[Interface dataset entries]
■ ■ ■ ■

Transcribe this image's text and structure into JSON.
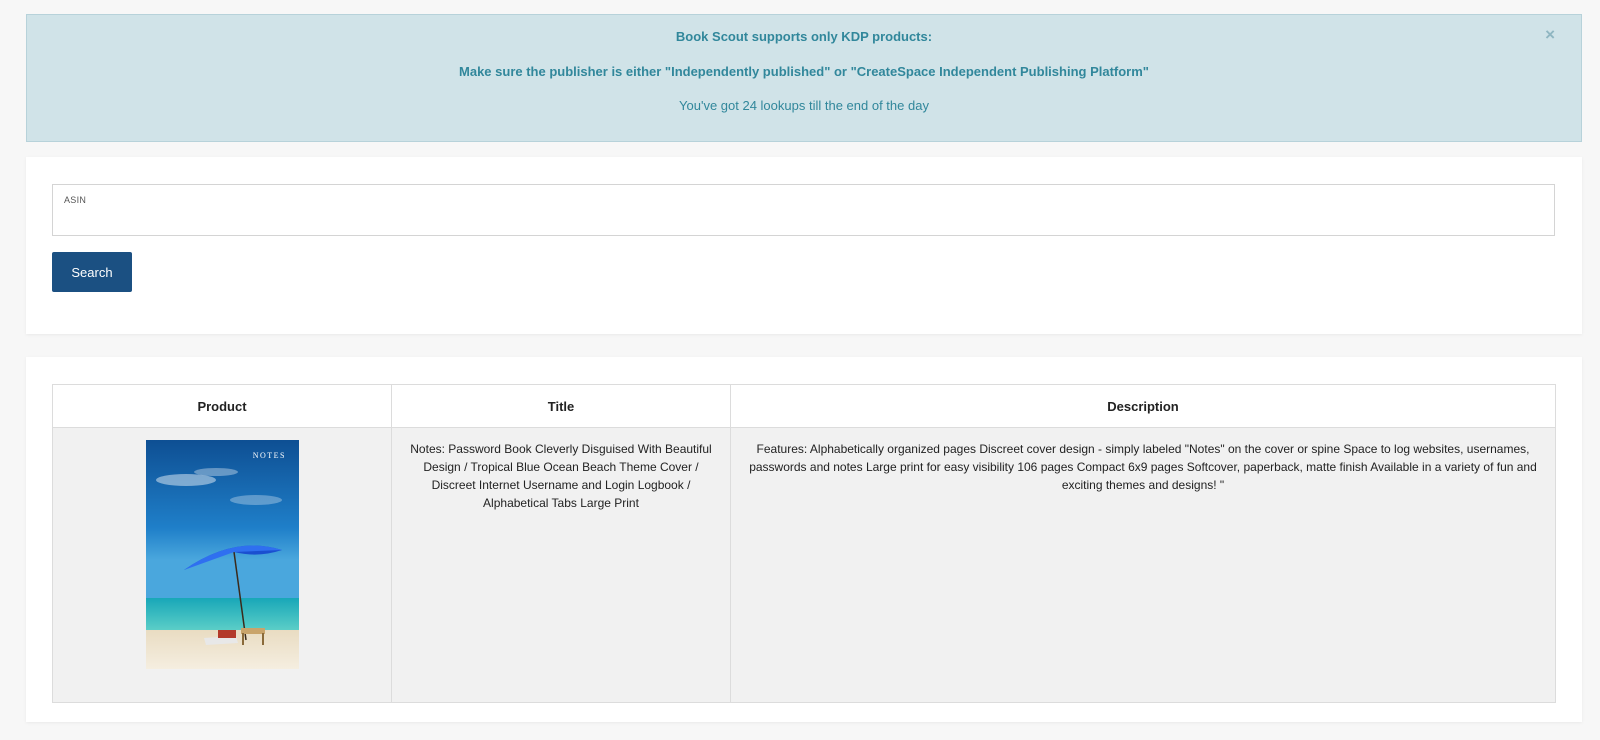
{
  "alert": {
    "line1": "Book Scout supports only KDP products:",
    "line2": "Make sure the publisher is either \"Independently published\" or \"CreateSpace Independent Publishing Platform\"",
    "line3": "You've got 24 lookups till the end of the day",
    "close": "×"
  },
  "search": {
    "field_label": "ASIN",
    "field_value": "",
    "button_label": "Search"
  },
  "results": {
    "columns": [
      "Product",
      "Title",
      "Description"
    ],
    "rows": [
      {
        "cover_text": "NOTES",
        "title": "Notes: Password Book Cleverly Disguised With Beautiful Design / Tropical Blue Ocean Beach Theme Cover / Discreet Internet Username and Login Logbook / Alphabetical Tabs Large Print",
        "description": "Features: Alphabetically organized pages Discreet cover design - simply labeled \"Notes\" on the cover or spine Space to log websites, usernames, passwords and notes Large print for easy visibility 106 pages Compact 6x9 pages Softcover, paperback, matte finish Available in a variety of fun and exciting themes and designs! \""
      }
    ]
  },
  "colors": {
    "alert_bg": "#d0e3e8",
    "alert_text": "#31879b",
    "button_bg": "#1b5082"
  }
}
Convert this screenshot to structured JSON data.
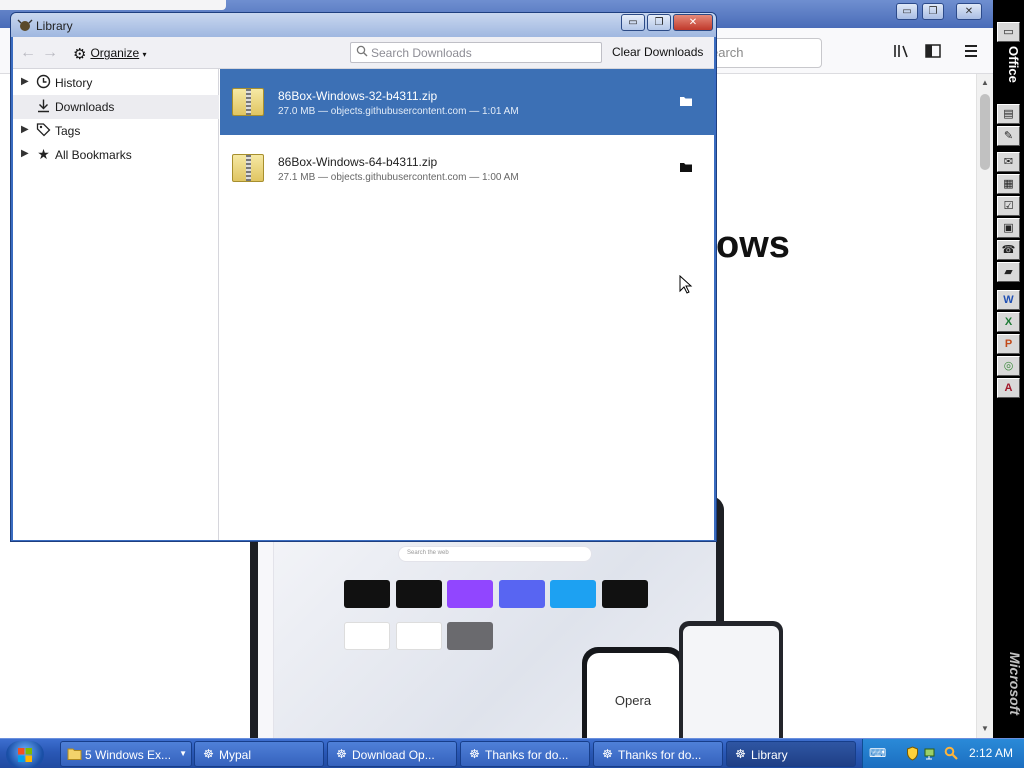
{
  "background_browser": {
    "search_placeholder": "earch",
    "heading_fragment": "ows",
    "window_buttons": [
      "▭",
      "❐",
      "✕"
    ],
    "toolbar_icons": [
      "library-icon",
      "sidebar-icon",
      "menu-icon"
    ],
    "opera": {
      "search_placeholder": "Search the web",
      "phone_text": "Opera",
      "tile_colors": [
        "#111111",
        "#111111",
        "#9146ff",
        "#5865f2",
        "#1da1f2",
        "#111111",
        "#ffffff",
        "#ffffff",
        "#6a6a6e"
      ]
    }
  },
  "office_bar": {
    "label": "Office",
    "brand": "Microsoft",
    "buttons": [
      "folder-icon",
      "binder-icon",
      "clipart-icon",
      "mail-icon",
      "calendar-icon",
      "tasks-icon",
      "contacts-icon",
      "journal-icon",
      "notes-icon",
      "word-icon",
      "excel-icon",
      "powerpoint-icon",
      "publisher-icon",
      "access-icon"
    ]
  },
  "library": {
    "title": "Library",
    "window_buttons": {
      "minimize": "▭",
      "maximize": "❐",
      "close": "✕"
    },
    "toolbar": {
      "organize_label": "Organize",
      "search_placeholder": "Search Downloads",
      "clear_label": "Clear Downloads"
    },
    "sidebar": [
      {
        "label": "History",
        "icon": "clock-icon",
        "expandable": true
      },
      {
        "label": "Downloads",
        "icon": "download-icon",
        "expandable": false,
        "selected": true
      },
      {
        "label": "Tags",
        "icon": "tag-icon",
        "expandable": true
      },
      {
        "label": "All Bookmarks",
        "icon": "star-icon",
        "expandable": true
      }
    ],
    "downloads": [
      {
        "name": "86Box-Windows-32-b4311.zip",
        "meta": "27.0 MB — objects.githubusercontent.com — 1:01 AM",
        "selected": true
      },
      {
        "name": "86Box-Windows-64-b4311.zip",
        "meta": "27.1 MB — objects.githubusercontent.com — 1:00 AM",
        "selected": false
      }
    ]
  },
  "taskbar": {
    "buttons": [
      {
        "label": "5 Windows Ex...",
        "icon": "folder-icon",
        "has_menu": true
      },
      {
        "label": "Mypal",
        "icon": "mypal-icon"
      },
      {
        "label": "Download Op...",
        "icon": "mypal-icon"
      },
      {
        "label": "Thanks for do...",
        "icon": "mypal-icon"
      },
      {
        "label": "Thanks for do...",
        "icon": "mypal-icon"
      },
      {
        "label": "Library",
        "icon": "mypal-icon",
        "active": true
      }
    ],
    "clock": "2:12 AM"
  }
}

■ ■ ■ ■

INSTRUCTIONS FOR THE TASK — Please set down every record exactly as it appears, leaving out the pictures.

OUTPUT OF THE EXERCISE —
Transcribe this image's text and structure into JSON.
{
  "alert": {
    "line1": "Book Scout supports only KDP products:",
    "line2": "Make sure the publisher is either \"Independently published\" or \"CreateSpace Independent Publishing Platform\"",
    "line3": "You've got 24 lookups till the end of the day",
    "close": "×"
  },
  "search": {
    "field_label": "ASIN",
    "field_value": "",
    "button_label": "Search"
  },
  "results": {
    "columns": [
      "Product",
      "Title",
      "Description"
    ],
    "rows": [
      {
        "cover_text": "NOTES",
        "title": "Notes: Password Book Cleverly Disguised With Beautiful Design / Tropical Blue Ocean Beach Theme Cover / Discreet Internet Username and Login Logbook / Alphabetical Tabs Large Print",
        "description": "Features: Alphabetically organized pages Discreet cover design - simply labeled \"Notes\" on the cover or spine Space to log websites, usernames, passwords and notes Large print for easy visibility 106 pages Compact 6x9 pages Softcover, paperback, matte finish Available in a variety of fun and exciting themes and designs! \""
      }
    ]
  },
  "colors": {
    "alert_bg": "#d0e3e8",
    "alert_text": "#31879b",
    "button_bg": "#1b5082"
  }
}
Convert this screenshot to structured JSON data.
{
  "background_browser": {
    "search_placeholder": "earch",
    "heading_fragment": "ows",
    "window_buttons": [
      "▭",
      "❐",
      "✕"
    ],
    "toolbar_icons": [
      "library-icon",
      "sidebar-icon",
      "menu-icon"
    ],
    "opera": {
      "search_placeholder": "Search the web",
      "phone_text": "Opera",
      "tile_colors": [
        "#111111",
        "#111111",
        "#9146ff",
        "#5865f2",
        "#1da1f2",
        "#111111",
        "#ffffff",
        "#ffffff",
        "#6a6a6e"
      ]
    }
  },
  "office_bar": {
    "label": "Office",
    "brand": "Microsoft",
    "buttons": [
      "folder-icon",
      "binder-icon",
      "clipart-icon",
      "mail-icon",
      "calendar-icon",
      "tasks-icon",
      "contacts-icon",
      "journal-icon",
      "notes-icon",
      "word-icon",
      "excel-icon",
      "powerpoint-icon",
      "publisher-icon",
      "access-icon"
    ]
  },
  "library": {
    "title": "Library",
    "window_buttons": {
      "minimize": "▭",
      "maximize": "❐",
      "close": "✕"
    },
    "toolbar": {
      "organize_label": "Organize",
      "search_placeholder": "Search Downloads",
      "clear_label": "Clear Downloads"
    },
    "sidebar": [
      {
        "label": "History",
        "icon": "clock-icon",
        "expandable": true
      },
      {
        "label": "Downloads",
        "icon": "download-icon",
        "expandable": false,
        "selected": true
      },
      {
        "label": "Tags",
        "icon": "tag-icon",
        "expandable": true
      },
      {
        "label": "All Bookmarks",
        "icon": "star-icon",
        "expandable": true
      }
    ],
    "downloads": [
      {
        "name": "86Box-Windows-32-b4311.zip",
        "meta": "27.0 MB — objects.githubusercontent.com — 1:01 AM",
        "selected": true
      },
      {
        "name": "86Box-Windows-64-b4311.zip",
        "meta": "27.1 MB — objects.githubusercontent.com — 1:00 AM",
        "selected": false
      }
    ]
  },
  "taskbar": {
    "buttons": [
      {
        "label": "5 Windows Ex...",
        "icon": "folder-icon",
        "has_menu": true
      },
      {
        "label": "Mypal",
        "icon": "mypal-icon"
      },
      {
        "label": "Download Op...",
        "icon": "mypal-icon"
      },
      {
        "label": "Thanks for do...",
        "icon": "mypal-icon"
      },
      {
        "label": "Thanks for do...",
        "icon": "mypal-icon"
      },
      {
        "label": "Library",
        "icon": "mypal-icon",
        "active": true
      }
    ],
    "clock": "2:12 AM"
  }
}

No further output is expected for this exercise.